▶ **Action item**: Copy out each line of the material that includes the word "label".

┄┄┄┄┄┄

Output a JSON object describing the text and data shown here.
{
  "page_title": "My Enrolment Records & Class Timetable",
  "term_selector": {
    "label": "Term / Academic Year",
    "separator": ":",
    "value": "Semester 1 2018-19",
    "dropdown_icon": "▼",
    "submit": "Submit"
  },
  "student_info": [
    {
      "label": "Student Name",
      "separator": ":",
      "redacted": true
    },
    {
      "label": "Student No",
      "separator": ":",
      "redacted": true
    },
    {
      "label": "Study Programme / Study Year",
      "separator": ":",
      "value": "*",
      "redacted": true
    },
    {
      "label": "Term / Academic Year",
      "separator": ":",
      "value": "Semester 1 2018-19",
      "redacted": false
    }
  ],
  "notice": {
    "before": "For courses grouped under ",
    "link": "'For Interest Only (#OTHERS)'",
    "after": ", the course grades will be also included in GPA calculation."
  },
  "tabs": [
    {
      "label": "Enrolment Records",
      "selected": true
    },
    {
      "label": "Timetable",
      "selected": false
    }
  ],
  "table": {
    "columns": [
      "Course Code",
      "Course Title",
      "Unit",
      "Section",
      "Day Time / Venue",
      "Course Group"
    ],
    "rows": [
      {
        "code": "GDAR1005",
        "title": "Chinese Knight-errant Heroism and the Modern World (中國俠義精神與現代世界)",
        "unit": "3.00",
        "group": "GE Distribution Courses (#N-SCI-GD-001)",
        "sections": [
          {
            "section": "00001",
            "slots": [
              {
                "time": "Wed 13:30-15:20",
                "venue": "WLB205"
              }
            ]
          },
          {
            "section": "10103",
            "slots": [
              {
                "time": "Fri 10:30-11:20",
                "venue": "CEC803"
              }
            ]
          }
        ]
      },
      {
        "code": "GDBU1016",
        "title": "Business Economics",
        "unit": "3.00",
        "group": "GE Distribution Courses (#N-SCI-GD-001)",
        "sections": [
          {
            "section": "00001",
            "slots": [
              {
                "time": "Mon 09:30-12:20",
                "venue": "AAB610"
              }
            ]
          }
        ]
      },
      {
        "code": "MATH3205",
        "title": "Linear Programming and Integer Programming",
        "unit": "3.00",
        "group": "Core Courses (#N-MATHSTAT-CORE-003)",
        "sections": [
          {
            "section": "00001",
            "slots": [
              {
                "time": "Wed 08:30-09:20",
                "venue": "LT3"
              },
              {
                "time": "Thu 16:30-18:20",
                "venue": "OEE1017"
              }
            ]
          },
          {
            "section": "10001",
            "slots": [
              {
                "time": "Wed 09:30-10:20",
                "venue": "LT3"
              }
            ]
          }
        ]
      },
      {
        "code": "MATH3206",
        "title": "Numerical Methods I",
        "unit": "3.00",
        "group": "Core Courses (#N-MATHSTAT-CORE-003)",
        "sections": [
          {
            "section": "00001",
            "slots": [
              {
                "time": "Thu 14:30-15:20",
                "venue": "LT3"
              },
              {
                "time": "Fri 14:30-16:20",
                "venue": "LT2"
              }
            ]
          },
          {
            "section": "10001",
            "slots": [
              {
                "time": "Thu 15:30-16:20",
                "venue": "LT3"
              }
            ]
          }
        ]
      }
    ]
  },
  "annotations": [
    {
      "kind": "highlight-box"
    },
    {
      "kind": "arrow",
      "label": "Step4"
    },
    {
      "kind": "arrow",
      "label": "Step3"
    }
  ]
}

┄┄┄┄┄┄

▶ **Your response**:
    "label": "Term / Academic Year",
      "label": "Student Name",
      "label": "Student No",
      "label": "Study Programme / Study Year",
      "label": "Term / Academic Year",
      "label": "Enrolment Records",
      "label": "Timetable",
      "label": "Step4"
      "label": "Step3"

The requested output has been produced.